◆ PROVIDED ENTRIES ◆
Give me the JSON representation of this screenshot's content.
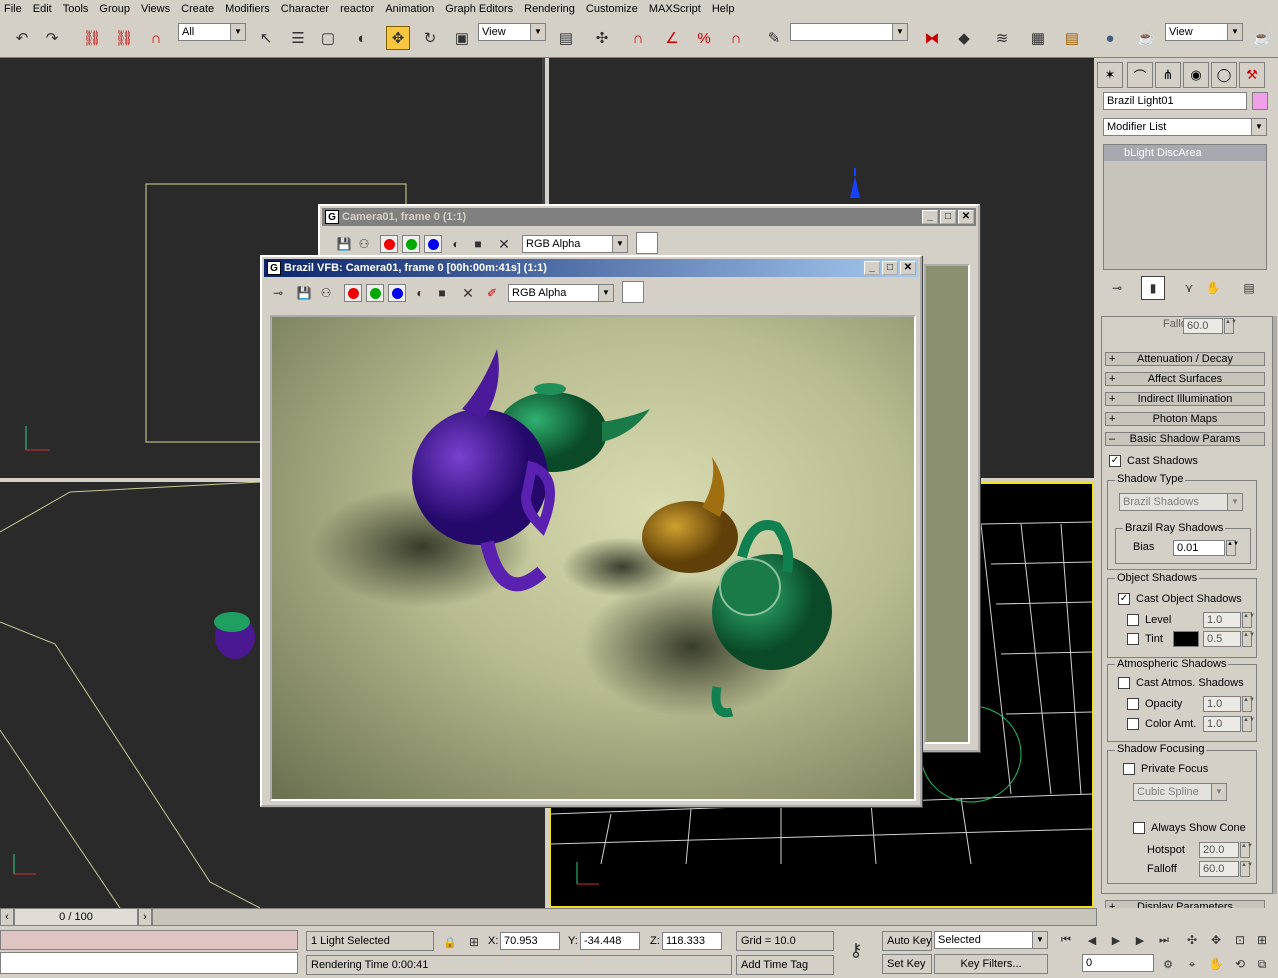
{
  "menu": [
    "File",
    "Edit",
    "Tools",
    "Group",
    "Views",
    "Create",
    "Modifiers",
    "Character",
    "reactor",
    "Animation",
    "Graph Editors",
    "Rendering",
    "Customize",
    "MAXScript",
    "Help"
  ],
  "toolbar": {
    "selection_filter": "All",
    "ref_coord_1": "View",
    "named_sel": "",
    "ref_coord_2": "View"
  },
  "command_panel": {
    "object_name": "Brazil Light01",
    "object_color": "#f0a0e8",
    "modifier_list": "Modifier List",
    "stack_item": "bLight DiscArea",
    "falloff_top_label": "Falloff",
    "falloff_top_value": "60.0",
    "rollouts": [
      {
        "sign": "+",
        "label": "Attenuation / Decay"
      },
      {
        "sign": "+",
        "label": "Affect Surfaces"
      },
      {
        "sign": "+",
        "label": "Indirect Illumination"
      },
      {
        "sign": "+",
        "label": "Photon Maps"
      },
      {
        "sign": "–",
        "label": "Basic Shadow Params"
      }
    ],
    "cast_shadows": "Cast Shadows",
    "shadow_type_group": "Shadow Type",
    "shadow_type_value": "Brazil Shadows",
    "ray_shadows_group": "Brazil Ray Shadows",
    "bias_label": "Bias",
    "bias_value": "0.01",
    "object_shadows_group": "Object Shadows",
    "cast_object_shadows": "Cast Object Shadows",
    "level_label": "Level",
    "level_value": "1.0",
    "tint_label": "Tint",
    "tint_value": "0.5",
    "atmos_group": "Atmospheric Shadows",
    "cast_atmos": "Cast Atmos. Shadows",
    "opacity_label": "Opacity",
    "opacity_value": "1.0",
    "color_amt_label": "Color Amt.",
    "color_amt_value": "1.0",
    "focus_group": "Shadow Focusing",
    "private_focus": "Private Focus",
    "spline_value": "Cubic Spline",
    "always_show_cone": "Always Show Cone",
    "hotspot_label": "Hotspot",
    "hotspot_value": "20.0",
    "falloff_label": "Falloff",
    "falloff_value": "60.0",
    "display_params": "Display Parameters"
  },
  "window_back": {
    "title": "Camera01, frame 0 (1:1)",
    "channel": "RGB Alpha"
  },
  "window_front": {
    "title": "Brazil VFB: Camera01, frame 0 [00h:00m:41s] (1:1)",
    "channel": "RGB Alpha"
  },
  "status": {
    "timeline": "0 / 100",
    "selection": "1 Light Selected",
    "x_label": "X:",
    "x_value": "70.953",
    "y_label": "Y:",
    "y_value": "-34.448",
    "z_label": "Z:",
    "z_value": "118.333",
    "grid": "Grid = 10.0",
    "rendering_time": "Rendering Time  0:00:41",
    "add_time_tag": "Add Time Tag",
    "auto_key": "Auto Key",
    "set_key": "Set Key",
    "selected": "Selected",
    "key_filters": "Key Filters...",
    "frame": "0"
  }
}
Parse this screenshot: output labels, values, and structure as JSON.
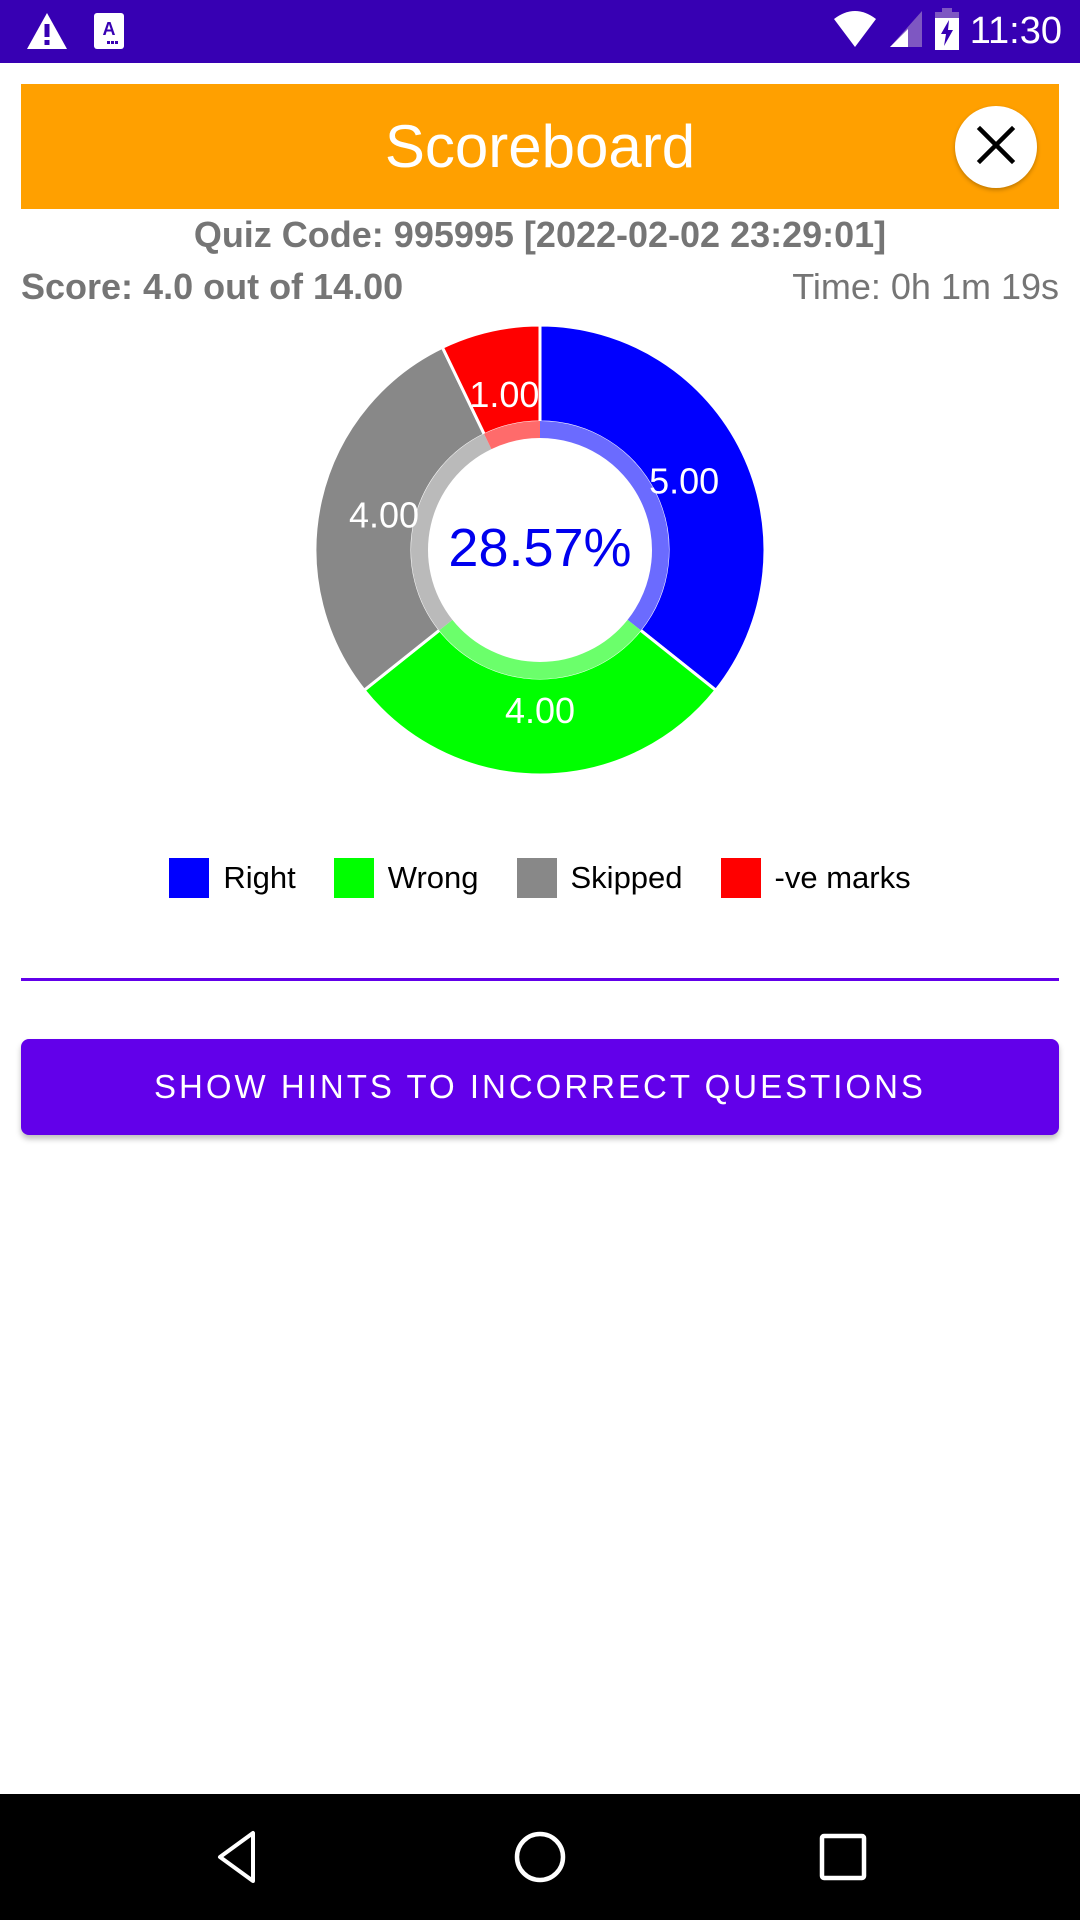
{
  "status_bar": {
    "time": "11:30",
    "left_icons": [
      "warning-icon",
      "a-notification-icon"
    ],
    "right_icons": [
      "wifi-icon",
      "signal-icon",
      "battery-charging-icon"
    ]
  },
  "header": {
    "title": "Scoreboard",
    "close_icon": "close-icon",
    "background_color": "#ffa000"
  },
  "info": {
    "quiz_code": "Quiz Code: 995995 [2022-02-02 23:29:01]",
    "score": "Score: 4.0 out of 14.00",
    "time": "Time: 0h 1m 19s"
  },
  "chart_data": {
    "type": "pie",
    "variant": "donut",
    "center_label": "28.57%",
    "center_label_color": "#0000ee",
    "categories": [
      "Right",
      "Wrong",
      "Skipped",
      "-ve marks"
    ],
    "values": [
      5.0,
      4.0,
      4.0,
      1.0
    ],
    "value_labels": [
      "5.00",
      "4.00",
      "4.00",
      "1.00"
    ],
    "colors": [
      "#0000ff",
      "#00ff00",
      "#888888",
      "#ff0000"
    ],
    "start": "top",
    "direction": "clockwise",
    "legend_position": "bottom"
  },
  "legend": [
    {
      "label": "Right",
      "color": "#0000ff"
    },
    {
      "label": "Wrong",
      "color": "#00ff00"
    },
    {
      "label": "Skipped",
      "color": "#888888"
    },
    {
      "label": "-ve marks",
      "color": "#ff0000"
    }
  ],
  "actions": {
    "show_hints_label": "SHOW HINTS TO INCORRECT QUESTIONS",
    "accent_color": "#6200ea"
  },
  "nav_bar": {
    "buttons": [
      "back-icon",
      "home-icon",
      "recents-icon"
    ]
  }
}
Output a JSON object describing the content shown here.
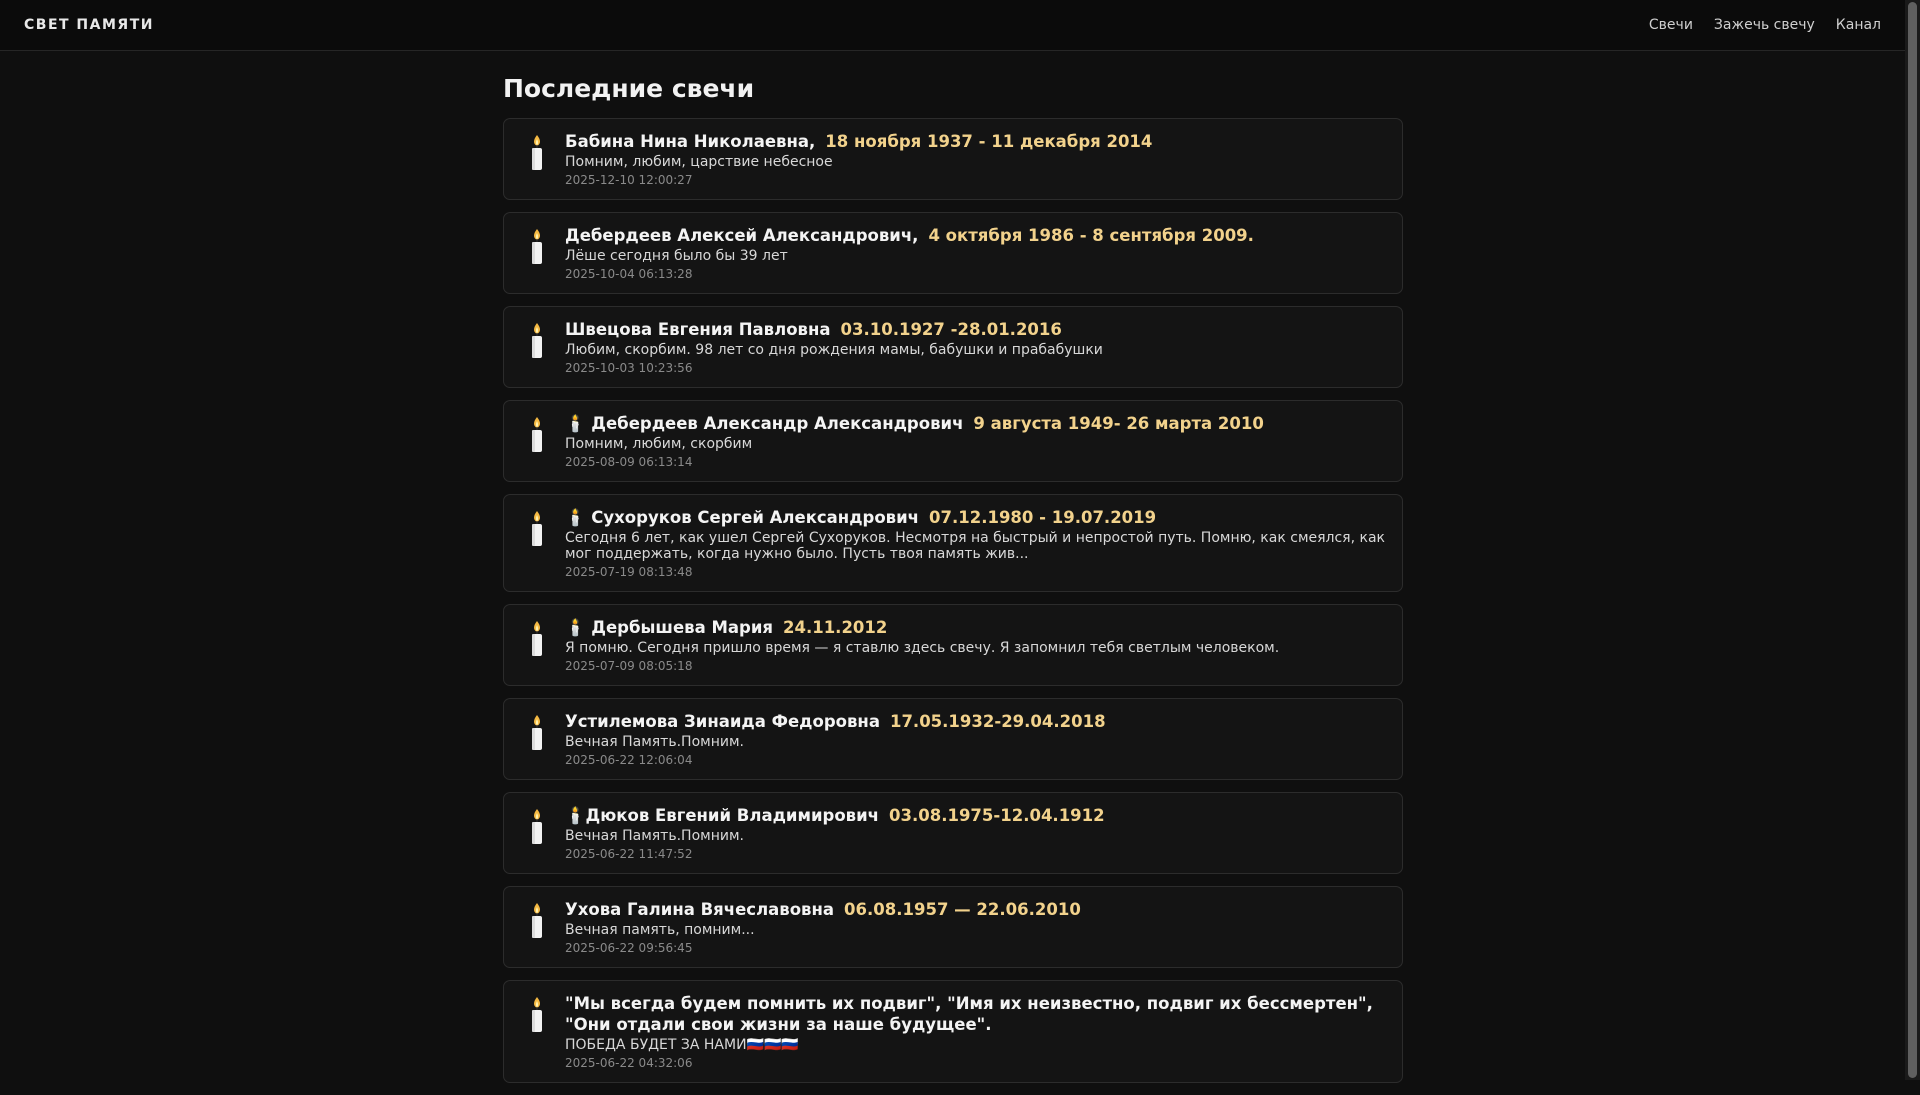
{
  "header": {
    "brand": "СВЕТ ПАМЯТИ",
    "nav": [
      "Свечи",
      "Зажечь свечу",
      "Канал"
    ]
  },
  "main": {
    "title": "Последние свечи",
    "cards": [
      {
        "name": "Бабина Нина Николаевна,",
        "dates": "18 ноября 1937 - 11 декабря 2014",
        "message": "Помним, любим, царствие небесное",
        "time": "2025-12-10 12:00:27"
      },
      {
        "name": "Дебердеев Алексей Александрович,",
        "dates": "4 октября 1986 - 8 сентября 2009.",
        "message": "Лёше сегодня было бы 39 лет",
        "time": "2025-10-04 06:13:28"
      },
      {
        "name": "Швецова Евгения Павловна",
        "dates": "03.10.1927 -28.01.2016",
        "message": "Любим, скорбим. 98 лет со дня рождения мамы, бабушки и прабабушки",
        "time": "2025-10-03 10:23:56"
      },
      {
        "name": "🕯️ Дебердеев Александр Александрович",
        "dates": "9 августа 1949- 26 марта 2010",
        "message": "Помним, любим, скорбим",
        "time": "2025-08-09 06:13:14"
      },
      {
        "name": "🕯️ Сухоруков Сергей Александрович",
        "dates": "07.12.1980 - 19.07.2019",
        "message": "Сегодня 6 лет, как ушел Сергей Сухоруков. Несмотря на быстрый и непростой путь. Помню, как смеялся, как мог поддержать, когда нужно было. Пусть твоя память жив...",
        "time": "2025-07-19 08:13:48"
      },
      {
        "name": "🕯️ Дербышева Мария",
        "dates": "24.11.2012",
        "message": "Я помню. Сегодня пришло время — я ставлю здесь свечу. Я запомнил тебя светлым человеком.",
        "time": "2025-07-09 08:05:18"
      },
      {
        "name": "Устилемова Зинаида Федоровна",
        "dates": "17.05.1932-29.04.2018",
        "message": "Вечная Память.Помним.",
        "time": "2025-06-22 12:06:04"
      },
      {
        "name": "🕯️Дюков Евгений Владимирович",
        "dates": "03.08.1975-12.04.1912",
        "message": "Вечная Память.Помним.",
        "time": "2025-06-22 11:47:52"
      },
      {
        "name": "Ухова Галина Вячеславовна",
        "dates": "06.08.1957 — 22.06.2010",
        "message": "Вечная память, помним...",
        "time": "2025-06-22 09:56:45"
      },
      {
        "name": "\"Мы всегда будем помнить их подвиг\", \"Имя их неизвестно, подвиг их бессмертен\", \"Они отдали свои жизни за наше будущее\".",
        "dates": "",
        "message": "ПОБЕДА БУДЕТ ЗА НАМИ🇷🇺🇷🇺🇷🇺",
        "time": "2025-06-22 04:32:06"
      }
    ]
  },
  "colors": {
    "background": "#0f0f0f",
    "card": "#141414",
    "dates": "#f2d28c",
    "muted": "#8a8a8a"
  },
  "icons": {
    "candle": "candle-icon"
  }
}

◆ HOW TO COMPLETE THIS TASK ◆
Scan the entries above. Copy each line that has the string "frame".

◆ ANSWER TO THIS PROBLEM ◆
    "title": "Camera01, frame 0 (1:1)",
    "title": "Brazil VFB: Camera01, frame 0 [00h:00m:41s] (1:1)",
    "frame": "0"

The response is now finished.